GSAK Update

So the other day I got myself a new MacBook Pro. I chose not to use Migration Assistant this time around, so I could install everything from scratch and avoid the build-up of cruft from previous upgrades getting onto my new notebook.

One job was installing GSAK. The Wine install went like a dream and I was able to import the database from the old installation easily using the Restore command.

GSAK gave me a prompt that a new version was available as an update so I thought “what the heck?” and clicked the update link. I was expecting it to freeze as I was running in Wine, not a native MS Windows platform but to my surprise it simply ran the installer and, lo! I had upgraded to 8.7. Happy with that.

Now I remember what I hate most about Windoze
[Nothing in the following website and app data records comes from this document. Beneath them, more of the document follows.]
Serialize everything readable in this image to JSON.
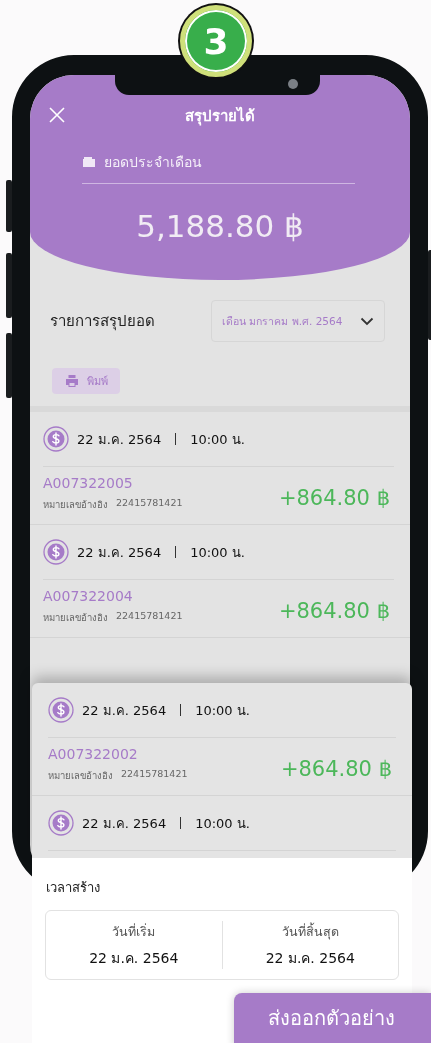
{
  "step_badge": "3",
  "header": {
    "title": "สรุปรายได้",
    "balance_label": "ยอดประจำเดือน",
    "balance": "5,188.80 ฿"
  },
  "summary": {
    "title": "รายการสรุปยอด",
    "month_select": "เดือน มกราคม พ.ศ. 2564",
    "print_button": "พิมพ์"
  },
  "transactions": [
    {
      "date": "22 ม.ค. 2564",
      "time": "10:00 น.",
      "id": "A007322005",
      "ref_label": "หมายเลขอ้างอิง",
      "ref": "22415781421",
      "amount": "+864.80 ฿"
    },
    {
      "date": "22 ม.ค. 2564",
      "time": "10:00 น.",
      "id": "A007322004",
      "ref_label": "หมายเลขอ้างอิง",
      "ref": "22415781421",
      "amount": "+864.80 ฿"
    }
  ],
  "highlighted_card": {
    "transaction": {
      "date": "22 ม.ค. 2564",
      "time": "10:00 น.",
      "id": "A007322002",
      "ref_label": "หมายเลขอ้างอิง",
      "ref": "22415781421",
      "amount": "+864.80 ฿"
    },
    "next_date": "22 ม.ค. 2564",
    "next_time": "10:00 น."
  },
  "bottom_sheet": {
    "title": "เวลาสร้าง",
    "start_label": "วันที่เริ่ม",
    "start_date": "22 ม.ค. 2564",
    "end_label": "วันที่สิ้นสุด",
    "end_date": "22 ม.ค. 2564"
  },
  "export_button": "ส่งออกตัวอย่าง"
}
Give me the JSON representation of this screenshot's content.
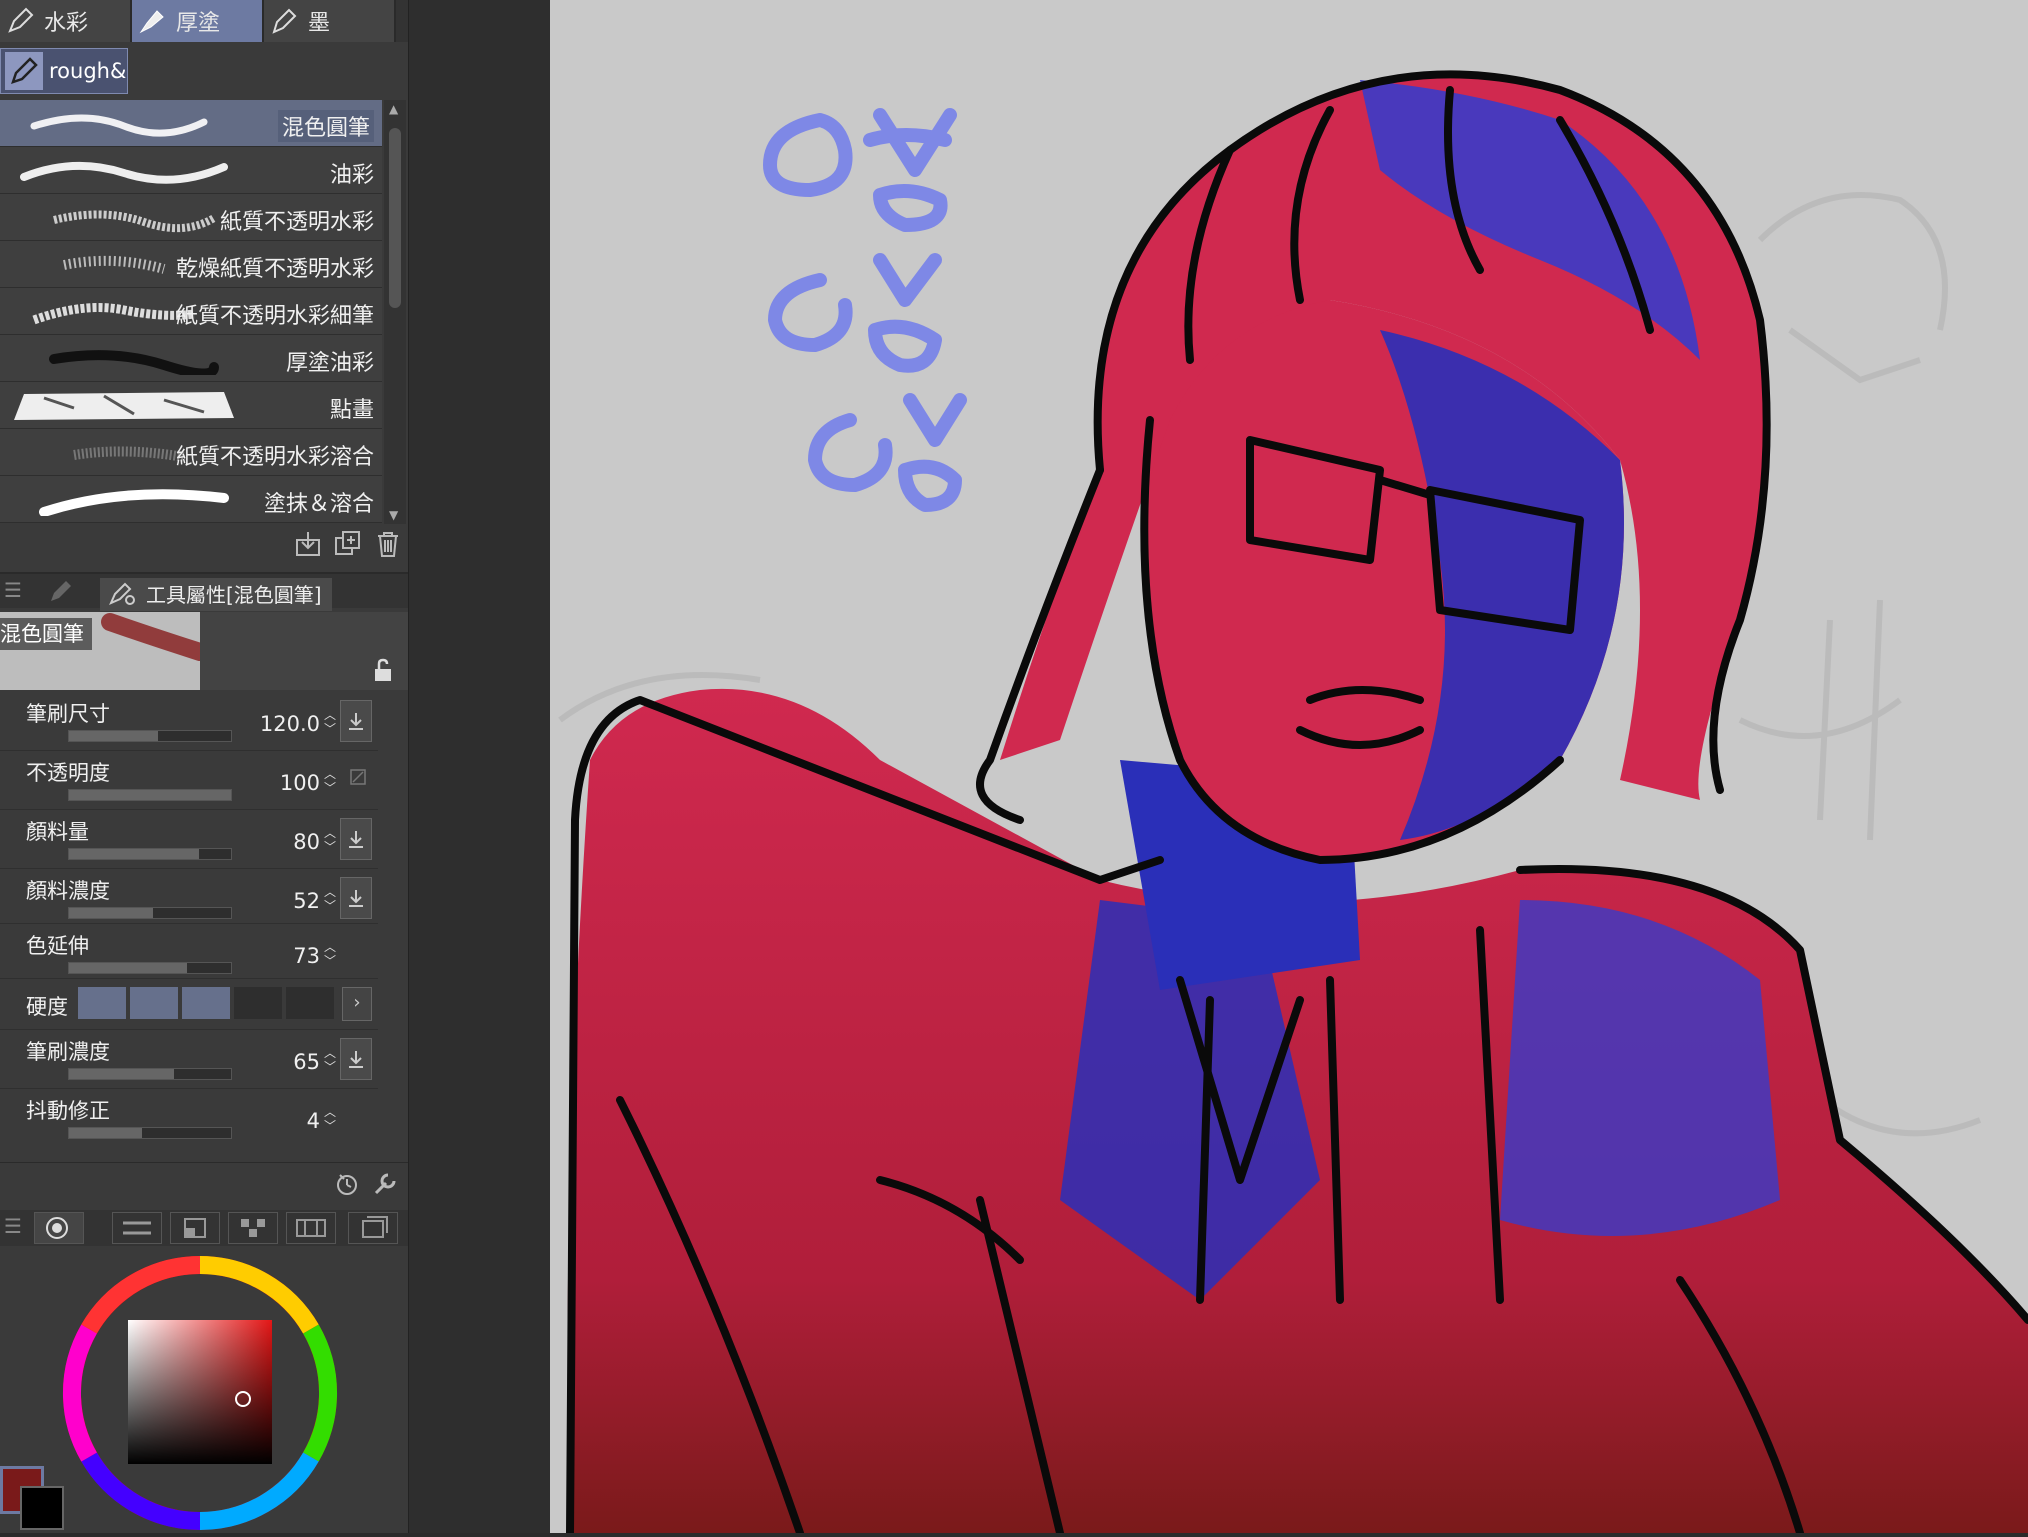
{
  "tabs": [
    {
      "label": "水彩",
      "icon": "brush-tip-icon"
    },
    {
      "label": "厚塗",
      "icon": "flat-brush-icon"
    },
    {
      "label": "墨",
      "icon": "ink-pen-icon"
    }
  ],
  "subtool_set": {
    "label": "rough&c",
    "icon": "pen-icon"
  },
  "brushes": [
    {
      "label": "混色圓筆",
      "active": true
    },
    {
      "label": "油彩"
    },
    {
      "label": "紙質不透明水彩"
    },
    {
      "label": "乾燥紙質不透明水彩"
    },
    {
      "label": "紙質不透明水彩細筆"
    },
    {
      "label": "厚塗油彩"
    },
    {
      "label": "點畫"
    },
    {
      "label": "紙質不透明水彩溶合"
    },
    {
      "label": "塗抹＆溶合"
    }
  ],
  "tool_property": {
    "title": "工具屬性[混色圓筆]",
    "preview_name": "混色圓筆",
    "props": [
      {
        "name": "筆刷尺寸",
        "value": "120.0",
        "level": 0.55
      },
      {
        "name": "不透明度",
        "value": "100",
        "level": 1.0
      },
      {
        "name": "顏料量",
        "value": "80",
        "level": 0.8
      },
      {
        "name": "顏料濃度",
        "value": "52",
        "level": 0.52
      },
      {
        "name": "色延伸",
        "value": "73",
        "level": 0.73
      },
      {
        "name": "筆刷濃度",
        "value": "65",
        "level": 0.65
      },
      {
        "name": "抖動修正",
        "value": "4",
        "level": 0.45
      }
    ],
    "hardness_label": "硬度",
    "hardness_level": 3,
    "hardness_steps": 5
  },
  "colors": {
    "main": "#7a1a1a",
    "sub": "#000000",
    "accent_tab": "#6d7aa2"
  },
  "canvas": {
    "handwriting": [
      "하",
      "하",
      "하"
    ],
    "handwriting_color": "#7e88e6"
  }
}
A while back, I had to use our old Dell laptop. Well, actually my daughter did. These days I normally manage to avoid the OS-which-shall-not-be-named but needs must (as they say). Anyway, the Dell’s performance was sluggish (I’m being kind here) so I thought I’d see if I could speed it up a bit.
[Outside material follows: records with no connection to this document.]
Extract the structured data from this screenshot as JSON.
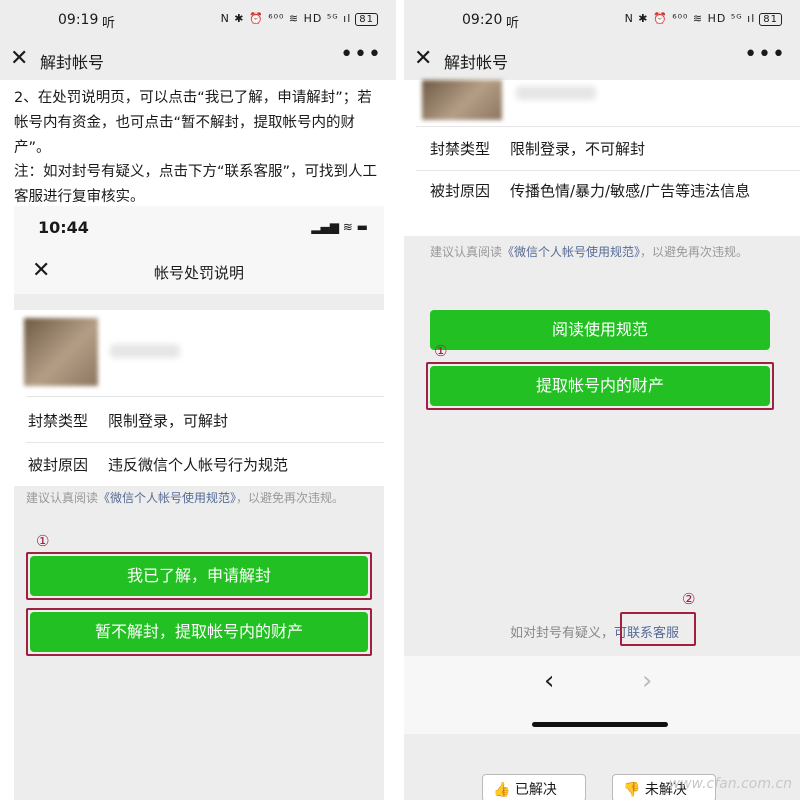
{
  "left": {
    "status": {
      "time": "09:19",
      "sym": "听",
      "icons": "N ✱ ⏰ ⁶⁰⁰ ≋ HD ⁵ᴳ ıl",
      "battery": "81"
    },
    "nav": {
      "close": "✕",
      "title": "解封帐号",
      "more": "•••"
    },
    "article": {
      "para1": "2、在处罚说明页，可以点击“我已了解，申请解封”；若帐号内有资金，也可点击“暂不解封，提取帐号内的财产”。",
      "para2": "注：如对封号有疑义，点击下方“联系客服”，可找到人工客服进行复审核实。"
    },
    "inner": {
      "time": "10:44",
      "icons": "▂▄▆ ≋ ▬",
      "close": "✕",
      "title": "帐号处罚说明",
      "rows": [
        {
          "key": "封禁类型",
          "value": "限制登录，可解封"
        },
        {
          "key": "被封原因",
          "value": "违反微信个人帐号行为规范"
        }
      ],
      "note_prefix": "建议认真阅读",
      "note_link": "《微信个人帐号使用规范》",
      "note_suffix": "，以避免再次违规。",
      "marker1": "①",
      "btn_apply": "我已了解，申请解封",
      "btn_withdraw": "暂不解封，提取帐号内的财产"
    }
  },
  "right": {
    "status": {
      "time": "09:20",
      "sym": "听",
      "icons": "N ✱ ⏰ ⁶⁰⁰ ≋ HD ⁵ᴳ ıl",
      "battery": "81"
    },
    "nav": {
      "close": "✕",
      "title": "解封帐号",
      "more": "•••"
    },
    "rows": [
      {
        "key": "封禁类型",
        "value": "限制登录，不可解封"
      },
      {
        "key": "被封原因",
        "value": "传播色情/暴力/敏感/广告等违法信息"
      }
    ],
    "note_prefix": "建议认真阅读",
    "note_link": "《微信个人帐号使用规范》",
    "note_suffix": "，以避免再次违规。",
    "btn_read": "阅读使用规范",
    "marker1": "①",
    "btn_withdraw": "提取帐号内的财产",
    "marker2": "②",
    "contact_prefix": "如对封号有疑义，",
    "contact_link": "可联系客服",
    "back": "‹",
    "forward": "›",
    "feedback_yes": "👍 已解决",
    "feedback_no": "👎 未解决",
    "watermark": "www.cfan.com.cn"
  }
}
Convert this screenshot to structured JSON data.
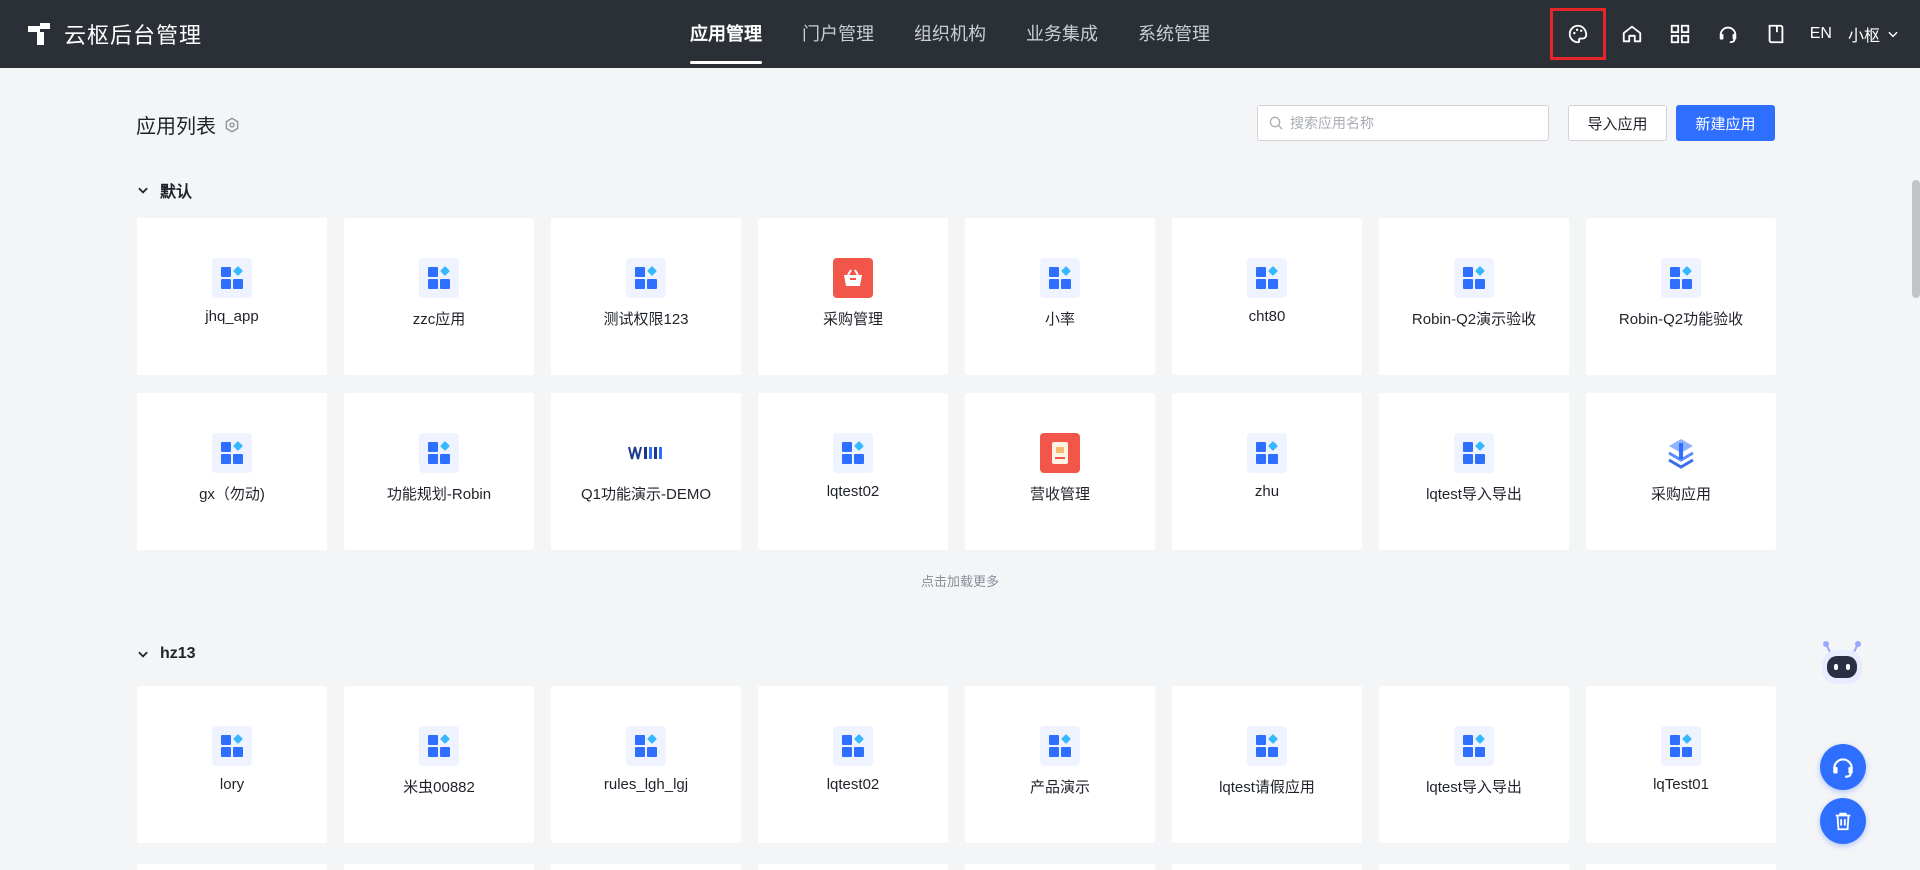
{
  "brand": {
    "name": "云枢后台管理"
  },
  "nav": [
    {
      "label": "应用管理",
      "active": true
    },
    {
      "label": "门户管理",
      "active": false
    },
    {
      "label": "组织机构",
      "active": false
    },
    {
      "label": "业务集成",
      "active": false
    },
    {
      "label": "系统管理",
      "active": false
    }
  ],
  "toolbar": {
    "lang_label": "EN",
    "user_name": "小枢"
  },
  "page": {
    "title": "应用列表",
    "search_placeholder": "搜索应用名称",
    "import_label": "导入应用",
    "new_label": "新建应用"
  },
  "groups": [
    {
      "name": "默认",
      "apps": [
        {
          "label": "jhq_app",
          "icon": "grid-app-icon"
        },
        {
          "label": "zzc应用",
          "icon": "grid-app-icon"
        },
        {
          "label": "测试权限123",
          "icon": "grid-app-icon"
        },
        {
          "label": "采购管理",
          "icon": "basket-icon"
        },
        {
          "label": "小率",
          "icon": "grid-app-icon"
        },
        {
          "label": "cht80",
          "icon": "grid-app-icon"
        },
        {
          "label": "Robin-Q2演示验收",
          "icon": "grid-app-icon"
        },
        {
          "label": "Robin-Q2功能验收",
          "icon": "grid-app-icon"
        },
        {
          "label": "gx（勿动)",
          "icon": "grid-app-icon"
        },
        {
          "label": "功能规划-Robin",
          "icon": "grid-app-icon"
        },
        {
          "label": "Q1功能演示-DEMO",
          "icon": "custom-logo-icon"
        },
        {
          "label": "lqtest02",
          "icon": "grid-app-icon"
        },
        {
          "label": "营收管理",
          "icon": "receipt-icon"
        },
        {
          "label": "zhu",
          "icon": "grid-app-icon"
        },
        {
          "label": "lqtest导入导出",
          "icon": "grid-app-icon"
        },
        {
          "label": "采购应用",
          "icon": "stack-icon"
        }
      ],
      "load_more": "点击加载更多"
    },
    {
      "name": "hz13",
      "apps": [
        {
          "label": "lory",
          "icon": "grid-app-icon"
        },
        {
          "label": "米虫00882",
          "icon": "grid-app-icon"
        },
        {
          "label": "rules_lgh_lgj",
          "icon": "grid-app-icon"
        },
        {
          "label": "lqtest02",
          "icon": "grid-app-icon"
        },
        {
          "label": "产品演示",
          "icon": "grid-app-icon"
        },
        {
          "label": "lqtest请假应用",
          "icon": "grid-app-icon"
        },
        {
          "label": "lqtest导入导出",
          "icon": "grid-app-icon"
        },
        {
          "label": "lqTest01",
          "icon": "grid-app-icon"
        }
      ]
    }
  ],
  "colors": {
    "topbar": "#2b2f36",
    "primary": "#2f6fff",
    "highlight_border": "#e8262a",
    "background": "#f4f5f7"
  }
}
Fool that I am. 🙂

The Dell shipped with Vista. Now I know that Vista had a bad name because of its performance and I could have put XP on it instead (I wasn’t about to fork out for a later version of Windows). However, Vista is basically XP anyway with a bit of gloss so I decided to reinstall Vista and trim some of the fat afterwards.

Booting from the install DVD, formatting the hard disk and running a fresh installation proved easy enough as I remembered from the old days. Then came the inevitable Windows Updates. Obviously, I was using the original DVD and of course it was an old version (SP1) and I had anticipated some updates. But not 148 updates. Even after those were applied, Windows Update magicked (is that a word?) a further 52 out of thin air. And then some more (by this point I had lost count) and it hadn’t even got as far as the enormous SP2 update.

Eventually all the updates were applied and I spent a fun couple of hours switching off all the unnecessary services and features to  coax the maximum performance out of it and installed some AV protection and a decent browser (Chrome).

While I was doing all the above, which felt like a day of my life I wouldn’t get back, I was thinking maybe I would make some use of it in due course – to run GSAK for example – but by the time it was all done I’d had enough exposure to Windows for one day (make that several weeks).

Never have I been so pleased to pick up my MacBook Air. 😉